======== Working data

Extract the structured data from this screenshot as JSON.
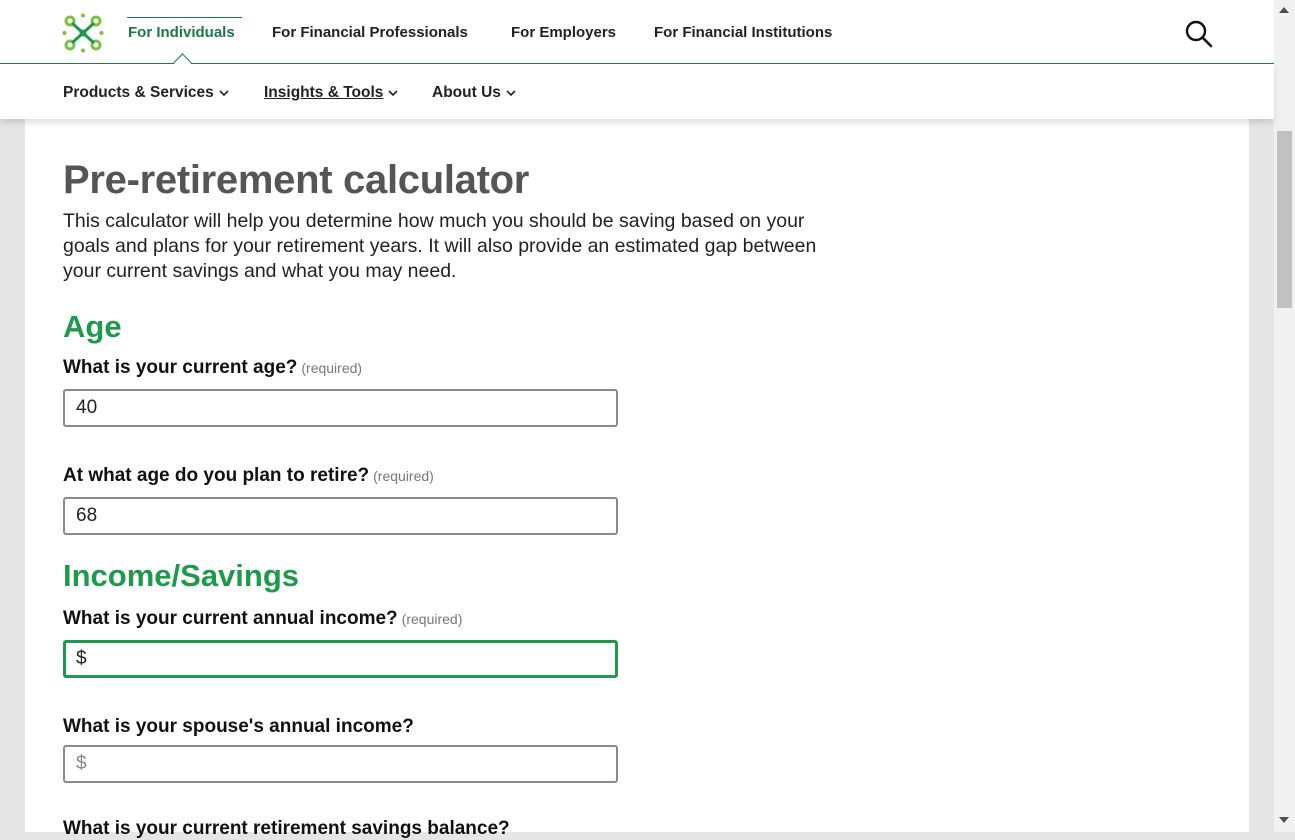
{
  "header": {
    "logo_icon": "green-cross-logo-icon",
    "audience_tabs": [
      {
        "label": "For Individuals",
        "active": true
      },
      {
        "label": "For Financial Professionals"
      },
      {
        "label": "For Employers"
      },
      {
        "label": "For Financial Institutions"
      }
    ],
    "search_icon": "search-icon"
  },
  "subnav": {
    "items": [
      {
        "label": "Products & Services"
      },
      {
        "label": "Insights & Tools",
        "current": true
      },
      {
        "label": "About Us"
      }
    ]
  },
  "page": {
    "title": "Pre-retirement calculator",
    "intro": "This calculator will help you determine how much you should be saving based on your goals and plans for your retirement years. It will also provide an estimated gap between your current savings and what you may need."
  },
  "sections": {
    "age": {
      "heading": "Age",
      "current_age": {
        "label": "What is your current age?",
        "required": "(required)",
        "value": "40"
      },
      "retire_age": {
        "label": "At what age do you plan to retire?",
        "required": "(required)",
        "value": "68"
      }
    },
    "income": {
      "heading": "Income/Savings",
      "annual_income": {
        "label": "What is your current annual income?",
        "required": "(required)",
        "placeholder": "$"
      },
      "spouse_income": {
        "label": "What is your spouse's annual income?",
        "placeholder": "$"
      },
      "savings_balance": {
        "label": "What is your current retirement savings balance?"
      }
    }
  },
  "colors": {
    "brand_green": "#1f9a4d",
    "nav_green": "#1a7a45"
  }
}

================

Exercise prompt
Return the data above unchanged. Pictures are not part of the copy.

Task answer
Extract the structured data from this screenshot as JSON.
{
  "header": {
    "logo_icon": "green-cross-logo-icon",
    "audience_tabs": [
      {
        "label": "For Individuals",
        "active": true
      },
      {
        "label": "For Financial Professionals"
      },
      {
        "label": "For Employers"
      },
      {
        "label": "For Financial Institutions"
      }
    ],
    "search_icon": "search-icon"
  },
  "subnav": {
    "items": [
      {
        "label": "Products & Services"
      },
      {
        "label": "Insights & Tools",
        "current": true
      },
      {
        "label": "About Us"
      }
    ]
  },
  "page": {
    "title": "Pre-retirement calculator",
    "intro": "This calculator will help you determine how much you should be saving based on your goals and plans for your retirement years. It will also provide an estimated gap between your current savings and what you may need."
  },
  "sections": {
    "age": {
      "heading": "Age",
      "current_age": {
        "label": "What is your current age?",
        "required": "(required)",
        "value": "40"
      },
      "retire_age": {
        "label": "At what age do you plan to retire?",
        "required": "(required)",
        "value": "68"
      }
    },
    "income": {
      "heading": "Income/Savings",
      "annual_income": {
        "label": "What is your current annual income?",
        "required": "(required)",
        "placeholder": "$"
      },
      "spouse_income": {
        "label": "What is your spouse's annual income?",
        "placeholder": "$"
      },
      "savings_balance": {
        "label": "What is your current retirement savings balance?"
      }
    }
  },
  "colors": {
    "brand_green": "#1f9a4d",
    "nav_green": "#1a7a45"
  }
}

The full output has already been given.